directed to the wealth that he had. In this he dammed himself. When he dies he sees his mistake, but it is
too late. He has placed himself beyond the divine love. He does ask that Lazarus be sent to warn his
brothers, but is told that they have Moses and the prophets. They will repent if one were to go to them
from the dead. The response to this is “If they hear not Moses and the prophets, neither will they be
persuaded, though one rose from the dead.” Who is he who rose from the dead but the Christ? Everyone
makes their own bed and must sleep in it. We can make all kinds of excuses, but in the end we must face
the truth in terms of what we have made us by what we have done or have not done. Do we play lip
service to the Gospel message, are we transformed by it or are we just playing it safe? Do we have a
genuine concern for our fellow human beings, for God’s creation, for our brothers and sisters in Christ or
are we just playing the game?
Trinitytide should bring us face to face with who we are and should shape our lives in the image and
likeness of Christ. We are called to be instruments of God’s grace in the world and as such, selfishness and
self-centeredness should have no place in our lives. We can overcome our weakness by submitting
ourselves to the will of the loving Father. We are Christ in the world, and it is this world that he has sent
us to transform. We can only repeat the words of our Lord when he asked by his parent where he had
been, “Did you not know that I was about my Father’s business.”

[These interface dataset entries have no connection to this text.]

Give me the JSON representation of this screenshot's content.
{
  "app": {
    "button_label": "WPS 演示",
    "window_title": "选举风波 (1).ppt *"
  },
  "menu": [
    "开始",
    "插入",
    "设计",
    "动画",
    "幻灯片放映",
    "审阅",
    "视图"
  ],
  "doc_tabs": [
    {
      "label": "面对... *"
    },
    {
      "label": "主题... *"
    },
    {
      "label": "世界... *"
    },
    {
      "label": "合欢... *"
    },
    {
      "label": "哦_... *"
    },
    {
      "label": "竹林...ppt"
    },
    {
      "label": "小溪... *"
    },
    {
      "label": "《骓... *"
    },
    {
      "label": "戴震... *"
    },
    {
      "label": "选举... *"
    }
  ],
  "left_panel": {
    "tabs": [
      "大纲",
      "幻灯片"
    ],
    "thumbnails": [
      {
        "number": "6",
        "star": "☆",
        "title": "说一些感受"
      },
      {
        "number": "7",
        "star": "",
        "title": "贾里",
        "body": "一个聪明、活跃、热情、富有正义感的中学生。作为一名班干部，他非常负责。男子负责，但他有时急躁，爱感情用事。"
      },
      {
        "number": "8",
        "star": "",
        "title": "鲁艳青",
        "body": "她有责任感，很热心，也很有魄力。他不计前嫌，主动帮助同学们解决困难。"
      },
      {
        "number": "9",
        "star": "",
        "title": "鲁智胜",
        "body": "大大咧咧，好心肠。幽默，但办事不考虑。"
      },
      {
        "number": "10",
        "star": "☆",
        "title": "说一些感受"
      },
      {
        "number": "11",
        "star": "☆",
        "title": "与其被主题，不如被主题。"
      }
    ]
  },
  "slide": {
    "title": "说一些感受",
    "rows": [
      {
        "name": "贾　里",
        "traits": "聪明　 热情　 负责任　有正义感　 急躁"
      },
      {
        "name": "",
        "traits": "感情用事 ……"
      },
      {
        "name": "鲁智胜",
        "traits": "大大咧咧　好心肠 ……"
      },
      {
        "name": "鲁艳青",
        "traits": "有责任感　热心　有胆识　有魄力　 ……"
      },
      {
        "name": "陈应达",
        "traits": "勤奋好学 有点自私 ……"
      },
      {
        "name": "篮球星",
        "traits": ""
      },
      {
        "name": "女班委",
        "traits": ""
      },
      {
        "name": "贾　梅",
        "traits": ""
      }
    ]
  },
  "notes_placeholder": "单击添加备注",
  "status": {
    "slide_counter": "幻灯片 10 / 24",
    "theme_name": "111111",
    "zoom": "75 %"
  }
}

Father David Mercer, Priest in Charge
454 9998
dmercer98@bellaliant.net

Anglican Parish of Prince William
6832 Rte. 102
Dumfries, N.B.
E6G 1P1









Ċ
Audrey Cernivz,
Apr 17, 2020, 8:23 AM